TEA kicks off pilot program for COVID-19 testing in eight districts, while a university offers free testing for educators in a study launching in Texas

Two weeks ago the federal government announced it would be shipping millions of COVID-19 rapid tests to states with a primary goal of using them for school districts. At the time it was unsure how many Texas would get and how they would be used. On Wednesday Gov. Greg Abbot, the Texas Education Agency, and the Texas Division of Emergency Management announced the “COVID-19 Rapid Testing Pilot Program for Texas School systems.” The pilot program will allow school districts to have COVID-19 testing available for district employees and students, who have received permission from their family.  

Questions remain regarding the validity of rapid antigen COVID-19 testing. Rapid testing delivers results in 15 minutes, although they are known to have a higher percentage of false negatives. Additionally, the U.S Food and Drug Administration says that “antigen tests are more likely to miss an active coronavirus infection compared to molecular tests.”

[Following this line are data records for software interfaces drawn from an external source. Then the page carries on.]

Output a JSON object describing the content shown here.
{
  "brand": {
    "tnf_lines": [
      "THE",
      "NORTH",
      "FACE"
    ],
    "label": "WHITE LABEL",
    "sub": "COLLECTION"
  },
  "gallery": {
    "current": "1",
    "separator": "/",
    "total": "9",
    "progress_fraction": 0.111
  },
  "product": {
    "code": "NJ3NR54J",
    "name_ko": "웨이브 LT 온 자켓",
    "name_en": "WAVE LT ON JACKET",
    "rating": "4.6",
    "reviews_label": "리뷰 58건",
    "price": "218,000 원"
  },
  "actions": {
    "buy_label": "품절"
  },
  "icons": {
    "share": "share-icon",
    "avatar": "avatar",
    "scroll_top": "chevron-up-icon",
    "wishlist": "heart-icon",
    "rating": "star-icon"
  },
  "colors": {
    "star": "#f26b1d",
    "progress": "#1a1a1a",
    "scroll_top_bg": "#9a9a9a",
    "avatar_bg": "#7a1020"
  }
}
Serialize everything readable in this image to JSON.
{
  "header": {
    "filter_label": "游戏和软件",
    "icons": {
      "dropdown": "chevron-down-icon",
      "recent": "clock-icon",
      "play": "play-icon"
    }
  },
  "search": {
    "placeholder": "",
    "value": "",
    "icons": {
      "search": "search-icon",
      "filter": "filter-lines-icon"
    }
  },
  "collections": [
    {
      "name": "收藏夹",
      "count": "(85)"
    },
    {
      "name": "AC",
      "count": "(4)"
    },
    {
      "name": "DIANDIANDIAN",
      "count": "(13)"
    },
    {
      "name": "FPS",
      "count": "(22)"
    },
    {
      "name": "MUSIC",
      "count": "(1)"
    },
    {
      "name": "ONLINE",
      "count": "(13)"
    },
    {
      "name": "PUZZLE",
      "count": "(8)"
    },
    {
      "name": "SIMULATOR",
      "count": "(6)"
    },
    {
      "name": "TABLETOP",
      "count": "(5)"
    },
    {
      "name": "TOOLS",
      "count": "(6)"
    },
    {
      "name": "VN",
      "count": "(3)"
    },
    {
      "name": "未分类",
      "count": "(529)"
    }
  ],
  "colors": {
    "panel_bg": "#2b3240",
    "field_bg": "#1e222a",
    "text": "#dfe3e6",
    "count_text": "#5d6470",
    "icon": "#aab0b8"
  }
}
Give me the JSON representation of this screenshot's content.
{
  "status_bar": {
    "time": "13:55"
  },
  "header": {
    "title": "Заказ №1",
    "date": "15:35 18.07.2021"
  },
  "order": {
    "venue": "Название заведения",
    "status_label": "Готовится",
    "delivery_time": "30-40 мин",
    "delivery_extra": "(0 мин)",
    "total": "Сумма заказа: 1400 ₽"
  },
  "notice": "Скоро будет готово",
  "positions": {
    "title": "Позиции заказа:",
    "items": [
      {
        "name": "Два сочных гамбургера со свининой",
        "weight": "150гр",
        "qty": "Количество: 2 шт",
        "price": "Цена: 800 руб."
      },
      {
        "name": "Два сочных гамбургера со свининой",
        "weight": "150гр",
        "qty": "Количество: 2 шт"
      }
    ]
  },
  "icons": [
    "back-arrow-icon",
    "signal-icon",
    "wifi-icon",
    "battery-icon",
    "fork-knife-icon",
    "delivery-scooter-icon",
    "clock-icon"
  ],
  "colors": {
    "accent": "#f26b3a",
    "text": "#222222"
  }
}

According to news reports, TEA is letting the districts decide how to use the tests and is making them responsible for administering the tests. Without standards or set plans for how tests will be used, it’s uncertain how this pilot will result in something that other districts can model. TEA also said it is accepting applications from other districts and private schools for participating in the program. The eight pilot schools districts are: Bob Hope School in Port Arthur, Fabens Independent School District, Grace Community School in Tyler, Granger Independent School District, Lampasas Independent School District, Longview Independent School District, Harlingen Consolidated Independent School District, and Ysleta Independent School District.

Meanwhile, if you’d like an ongoing snapshot of possible past COVID-19 infection for yourself, a Texas university is inviting educators to participate in a massive testing study.The Texas Coronavirus Antibody Response Survey (Texas CARES) led by the UTHealth School of Public Health and the Texas Department of State Health Services (DSHS) will conduct about 31,500 antibody tests for the Texas education workforce, in addition to thousands more for other populations. The antibody tests—which are designed to detect a past infection or one that has been present for a significant amount of time—are administered free of charge, and participants will receive their individual results after each sample is taken. Participation is voluntary and will be handled on a first-come, first-served basis, and all results are completely confidential. For more information about participating in the study see the Texas CARES site.